Thursday, January 11, 2007

They cannot be serious.....

It is difficult to find words to describe our reaction to today's headline in West Country newspaper, Western Morning News. Many times over the last couple of years, we have described the relocation of badgers - for whatever reason - as 'Tb takeaways'. This mainly because of the total ineffectiveness of the so called 'Brock' blood test, sometimes, but not always, used to identify lurking tb which although fairly good on a positive result, is only 40 per cent accurate on a negative.

We have also written of the dire results of Pauline Kidner's release policy from 'Secret World', in Somerset, where young badgers were chewed up by the indigenous brocks, resulting in Ms. Kidner releasing them elsewhere. Your place or mine? See:

The RSPCA, that veritable bastion of truth and guardian of all things four legged and furry- except cattle - which was found earlier this year to have used 'unsubstantiated and untruthful' ( )information to garner support for its 'Back off Badgers' campaign ( have done just that. Released a group of badgers in a Tb hotspot.

Read where at:
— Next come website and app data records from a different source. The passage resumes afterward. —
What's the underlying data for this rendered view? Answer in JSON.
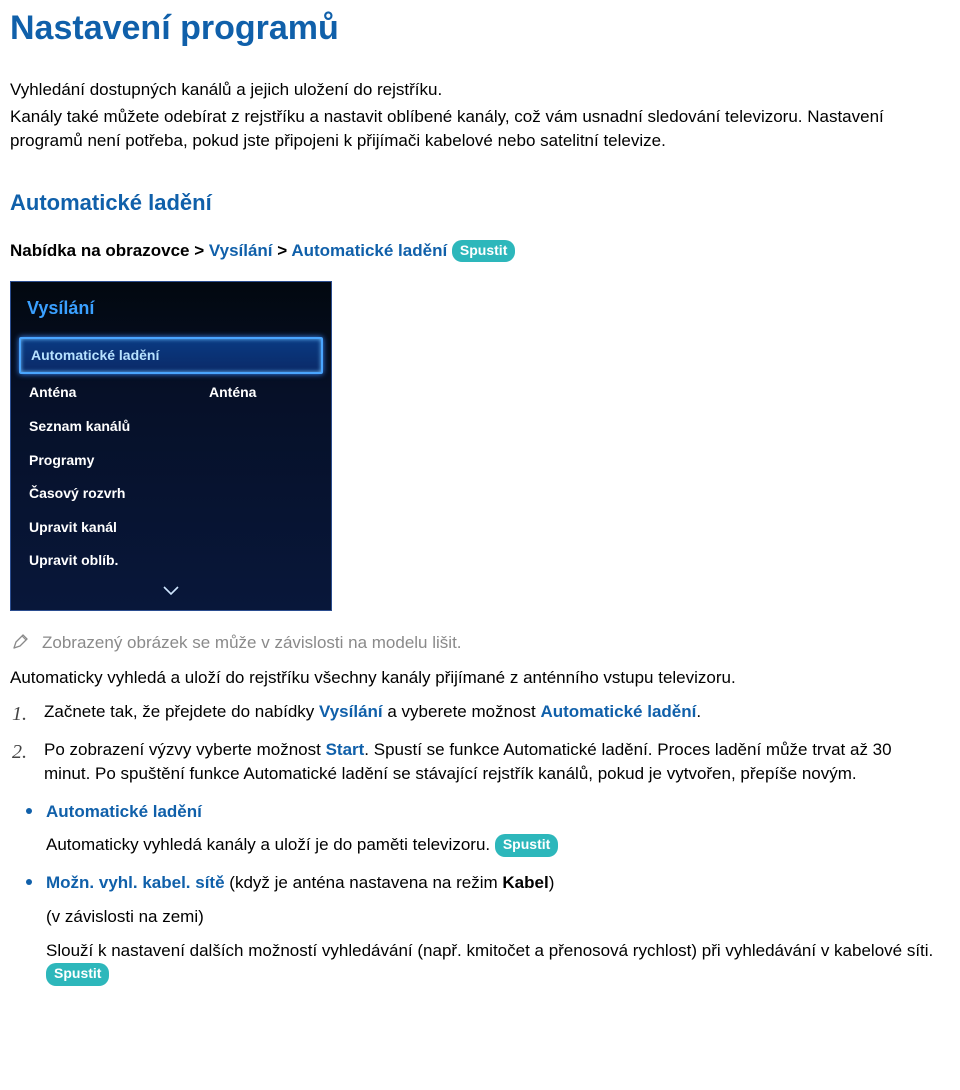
{
  "title": "Nastavení programů",
  "intro1": "Vyhledání dostupných kanálů a jejich uložení do rejstříku.",
  "intro2": "Kanály také můžete odebírat z rejstříku a nastavit oblíbené kanály, což vám usnadní sledování televizoru. Nastavení programů není potřeba, pokud jste připojeni k přijímači kabelové nebo satelitní televize.",
  "section_title": "Automatické ladění",
  "breadcrumb": {
    "root": "Nabídka na obrazovce",
    "a": "Vysílání",
    "b": "Automatické ladění",
    "badge": "Spustit"
  },
  "panel": {
    "title": "Vysílání",
    "items": [
      {
        "label": "Automatické ladění",
        "value": "",
        "selected": true
      },
      {
        "label": "Anténa",
        "value": "Anténa",
        "selected": false
      },
      {
        "label": "Seznam kanálů",
        "value": "",
        "selected": false
      },
      {
        "label": "Programy",
        "value": "",
        "selected": false
      },
      {
        "label": "Časový rozvrh",
        "value": "",
        "selected": false
      },
      {
        "label": "Upravit kanál",
        "value": "",
        "selected": false
      },
      {
        "label": "Upravit oblíb.",
        "value": "",
        "selected": false
      }
    ]
  },
  "note": "Zobrazený obrázek se může v závislosti na modelu lišit.",
  "para_above_steps": "Automaticky vyhledá a uloží do rejstříku všechny kanály přijímané z anténního vstupu televizoru.",
  "step1": {
    "p1": "Začnete tak, že přejdete do nabídky ",
    "b1": "Vysílání",
    "p2": " a vyberete možnost ",
    "b2": "Automatické ladění",
    "p3": "."
  },
  "step2": {
    "p1": "Po zobrazení výzvy vyberte možnost ",
    "b1": "Start",
    "p2": ". Spustí se funkce Automatické ladění. Proces ladění může trvat až 30 minut. Po spuštění funkce Automatické ladění se stávající rejstřík kanálů, pokud je vytvořen, přepíše novým."
  },
  "sub1": {
    "title": "Automatické ladění",
    "desc1": "Automaticky vyhledá kanály a uloží je do paměti televizoru. ",
    "badge": "Spustit"
  },
  "sub2": {
    "title_a": "Možn. vyhl. kabel. sítě",
    "title_b": " (když je anténa nastavena na režim ",
    "title_c": "Kabel",
    "title_d": ")",
    "note": "(v závislosti na zemi)",
    "desc": "Slouží k nastavení dalších možností vyhledávání (např. kmitočet a přenosová rychlost) při vyhledávání v kabelové síti. ",
    "badge": "Spustit"
  }
}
Local farmers seeing vehicles parked up with long antennae, were told that badgers had been released and these operatives were 'tracking them'. They didn't stay put on the few square yards of land authorised by the land owner then? Of course they didn't. They would be disorientated and a certain target for the nearest group to fight with. That's what territorial scrapping is all about. And that spreads Tb.

The more polite among us would say the RSPCA's action was misguided and unwise. Those of us on the receiving end of the Tb problem may be less charitable. Try ... recklessly bloody stupid. And who issued the goddam license ?


Anonymous said...

The RSPCA are obviously entering even further into the realms of a 'Wildlife Trust' type organisation. Badgers protecting their territories and chewing up released badgers (i.e. causing suffering, something the RSPCA is supposed to prevent) seems a pretty obvious consequence to anyone with common sense.

Even some of the wildlife charities are catching on to this; for example when 2006's mildness resulted in second hatches of hedgehogs that were probably destined to starve once the winter came, hedgehog charities stepped in to relocate them to places they were likely to survive the winter. The first questions asked of anyone phoning up showing an interest in providing a home for one of the little fellows? ‘Any badgers in the area? How close to the nearest sett?'. Any badgers in the area and the animals were not relocated – the charities knowing full well that the hedgehogs would not last more than a few days before getting chomped by a hungry badger.

Privately, at least, common sense is prevailing amongst some naturalists. RSPCA should stick to the excellent job they do in preventing cruelty to domestic animals, rather than blundering in with their anthropomorphic view of wild animals and causing more rather than less suffering.

Or could their motives possibly be political?!!

Matthew said...

Didn't know about the hedgehog protection folk's questions. Sensible though - if you happen to be a hedgehog survival specialist.

As for the RSPCA's actions being 'political' ... we couldn't possibly comment! What we would say, is that many of these high profile 'charities', appear to exist purely for the organisation itself, and are in fact a danger and a hinderance to the survival of their targets. In fact the 'species' they seem hell bent on protecting, is themselves.